(Records excerpted from a collection)
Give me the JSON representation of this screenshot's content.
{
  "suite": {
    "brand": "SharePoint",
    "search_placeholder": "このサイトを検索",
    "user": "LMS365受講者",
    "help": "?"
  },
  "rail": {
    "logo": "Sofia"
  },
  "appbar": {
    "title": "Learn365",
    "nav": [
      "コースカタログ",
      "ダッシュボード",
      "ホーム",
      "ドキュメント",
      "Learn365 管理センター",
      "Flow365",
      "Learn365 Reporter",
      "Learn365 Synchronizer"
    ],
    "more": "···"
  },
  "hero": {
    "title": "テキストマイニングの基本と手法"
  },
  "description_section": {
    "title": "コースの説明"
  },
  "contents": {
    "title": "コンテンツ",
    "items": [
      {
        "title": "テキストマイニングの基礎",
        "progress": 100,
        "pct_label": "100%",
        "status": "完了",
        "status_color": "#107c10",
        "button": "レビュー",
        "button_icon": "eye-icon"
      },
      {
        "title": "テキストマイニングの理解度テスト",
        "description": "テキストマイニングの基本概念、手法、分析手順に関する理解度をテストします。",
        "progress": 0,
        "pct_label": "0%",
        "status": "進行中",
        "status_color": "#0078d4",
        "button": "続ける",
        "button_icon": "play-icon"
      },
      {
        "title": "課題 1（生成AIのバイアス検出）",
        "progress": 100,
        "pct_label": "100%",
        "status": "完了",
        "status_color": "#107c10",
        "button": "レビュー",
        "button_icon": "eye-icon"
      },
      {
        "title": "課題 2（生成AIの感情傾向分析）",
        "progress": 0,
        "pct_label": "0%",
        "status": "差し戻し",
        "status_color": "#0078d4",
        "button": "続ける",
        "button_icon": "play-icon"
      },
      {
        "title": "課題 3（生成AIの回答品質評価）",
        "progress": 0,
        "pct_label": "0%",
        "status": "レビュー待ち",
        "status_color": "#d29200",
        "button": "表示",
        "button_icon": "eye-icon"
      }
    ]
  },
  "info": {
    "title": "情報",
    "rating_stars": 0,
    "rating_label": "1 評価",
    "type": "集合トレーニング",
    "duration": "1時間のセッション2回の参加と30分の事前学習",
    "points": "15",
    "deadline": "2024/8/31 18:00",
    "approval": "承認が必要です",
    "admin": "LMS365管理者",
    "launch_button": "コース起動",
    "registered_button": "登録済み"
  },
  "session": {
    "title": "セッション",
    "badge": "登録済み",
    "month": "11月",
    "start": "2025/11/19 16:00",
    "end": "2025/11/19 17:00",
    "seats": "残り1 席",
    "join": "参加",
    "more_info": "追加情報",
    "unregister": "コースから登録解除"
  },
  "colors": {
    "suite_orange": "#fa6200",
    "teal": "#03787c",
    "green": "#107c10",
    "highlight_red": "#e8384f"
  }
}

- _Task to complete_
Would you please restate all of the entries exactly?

- _Task response_
Give me the JSON representation of this screenshot's content.
{
  "suite": {
    "brand": "SharePoint",
    "search_placeholder": "このサイトを検索",
    "user": "LMS365受講者",
    "help": "?"
  },
  "rail": {
    "logo": "Sofia"
  },
  "appbar": {
    "title": "Learn365",
    "nav": [
      "コースカタログ",
      "ダッシュボード",
      "ホーム",
      "ドキュメント",
      "Learn365 管理センター",
      "Flow365",
      "Learn365 Reporter",
      "Learn365 Synchronizer"
    ],
    "more": "···"
  },
  "hero": {
    "title": "テキストマイニングの基本と手法"
  },
  "description_section": {
    "title": "コースの説明"
  },
  "contents": {
    "title": "コンテンツ",
    "items": [
      {
        "title": "テキストマイニングの基礎",
        "progress": 100,
        "pct_label": "100%",
        "status": "完了",
        "status_color": "#107c10",
        "button": "レビュー",
        "button_icon": "eye-icon"
      },
      {
        "title": "テキストマイニングの理解度テスト",
        "description": "テキストマイニングの基本概念、手法、分析手順に関する理解度をテストします。",
        "progress": 0,
        "pct_label": "0%",
        "status": "進行中",
        "status_color": "#0078d4",
        "button": "続ける",
        "button_icon": "play-icon"
      },
      {
        "title": "課題 1（生成AIのバイアス検出）",
        "progress": 100,
        "pct_label": "100%",
        "status": "完了",
        "status_color": "#107c10",
        "button": "レビュー",
        "button_icon": "eye-icon"
      },
      {
        "title": "課題 2（生成AIの感情傾向分析）",
        "progress": 0,
        "pct_label": "0%",
        "status": "差し戻し",
        "status_color": "#0078d4",
        "button": "続ける",
        "button_icon": "play-icon"
      },
      {
        "title": "課題 3（生成AIの回答品質評価）",
        "progress": 0,
        "pct_label": "0%",
        "status": "レビュー待ち",
        "status_color": "#d29200",
        "button": "表示",
        "button_icon": "eye-icon"
      }
    ]
  },
  "info": {
    "title": "情報",
    "rating_stars": 0,
    "rating_label": "1 評価",
    "type": "集合トレーニング",
    "duration": "1時間のセッション2回の参加と30分の事前学習",
    "points": "15",
    "deadline": "2024/8/31 18:00",
    "approval": "承認が必要です",
    "admin": "LMS365管理者",
    "launch_button": "コース起動",
    "registered_button": "登録済み"
  },
  "session": {
    "title": "セッション",
    "badge": "登録済み",
    "month": "11月",
    "start": "2025/11/19 16:00",
    "end": "2025/11/19 17:00",
    "seats": "残り1 席",
    "join": "参加",
    "more_info": "追加情報",
    "unregister": "コースから登録解除"
  },
  "colors": {
    "suite_orange": "#fa6200",
    "teal": "#03787c",
    "green": "#107c10",
    "highlight_red": "#e8384f"
  }
}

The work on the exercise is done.